▶ [RECORDS FOR THIS EXERCISE]
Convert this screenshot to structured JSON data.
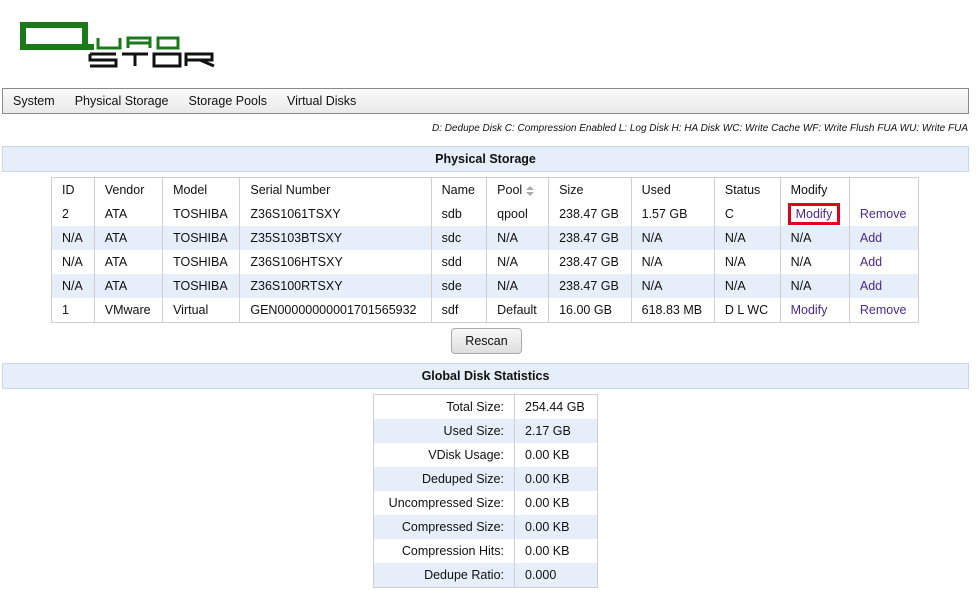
{
  "logo": {
    "text": "QUADSTOR",
    "color": "#1a7a1a"
  },
  "menu": [
    "System",
    "Physical Storage",
    "Storage Pools",
    "Virtual Disks"
  ],
  "legend": "D: Dedupe Disk C: Compression Enabled L: Log Disk H: HA Disk WC: Write Cache WF: Write Flush FUA WU: Write FUA",
  "physical_storage": {
    "title": "Physical Storage",
    "columns": [
      "ID",
      "Vendor",
      "Model",
      "Serial Number",
      "Name",
      "Pool",
      "Size",
      "Used",
      "Status",
      "Modify",
      ""
    ],
    "rows": [
      {
        "id": "2",
        "vendor": "ATA",
        "model": "TOSHIBA",
        "serial": "Z36S1061TSXY",
        "name": "sdb",
        "pool": "qpool",
        "size": "238.47 GB",
        "used": "1.57 GB",
        "status": "C",
        "modify": "Modify",
        "action": "Remove"
      },
      {
        "id": "N/A",
        "vendor": "ATA",
        "model": "TOSHIBA",
        "serial": "Z35S103BTSXY",
        "name": "sdc",
        "pool": "N/A",
        "size": "238.47 GB",
        "used": "N/A",
        "status": "N/A",
        "modify": "N/A",
        "action": "Add"
      },
      {
        "id": "N/A",
        "vendor": "ATA",
        "model": "TOSHIBA",
        "serial": "Z36S106HTSXY",
        "name": "sdd",
        "pool": "N/A",
        "size": "238.47 GB",
        "used": "N/A",
        "status": "N/A",
        "modify": "N/A",
        "action": "Add"
      },
      {
        "id": "N/A",
        "vendor": "ATA",
        "model": "TOSHIBA",
        "serial": "Z36S100RTSXY",
        "name": "sde",
        "pool": "N/A",
        "size": "238.47 GB",
        "used": "N/A",
        "status": "N/A",
        "modify": "N/A",
        "action": "Add"
      },
      {
        "id": "1",
        "vendor": "VMware",
        "model": "Virtual",
        "serial": "GEN00000000001701565932",
        "name": "sdf",
        "pool": "Default",
        "size": "16.00 GB",
        "used": "618.83 MB",
        "status": "D L WC",
        "modify": "Modify",
        "action": "Remove"
      }
    ],
    "rescan_label": "Rescan"
  },
  "global_stats": {
    "title": "Global Disk Statistics",
    "rows": [
      {
        "label": "Total Size:",
        "value": "254.44 GB"
      },
      {
        "label": "Used Size:",
        "value": "2.17 GB"
      },
      {
        "label": "VDisk Usage:",
        "value": "0.00 KB"
      },
      {
        "label": "Deduped Size:",
        "value": "0.00 KB"
      },
      {
        "label": "Uncompressed Size:",
        "value": "0.00 KB"
      },
      {
        "label": "Compressed Size:",
        "value": "0.00 KB"
      },
      {
        "label": "Compression Hits:",
        "value": "0.00 KB"
      },
      {
        "label": "Dedupe Ratio:",
        "value": "0.000"
      }
    ]
  },
  "colors": {
    "link": "#4b2a8a",
    "header_bg": "#e6eefa",
    "highlight": "#e0001b"
  }
}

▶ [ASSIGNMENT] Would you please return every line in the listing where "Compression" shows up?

▶ [EXPECTED ANSWER]
  "legend": "D: Dedupe Disk C: Compression Enabled L: Log Disk H: HA Disk WC: Write Cache WF: Write Flush FUA WU: Write FUA",
        "label": "Compression Hits:",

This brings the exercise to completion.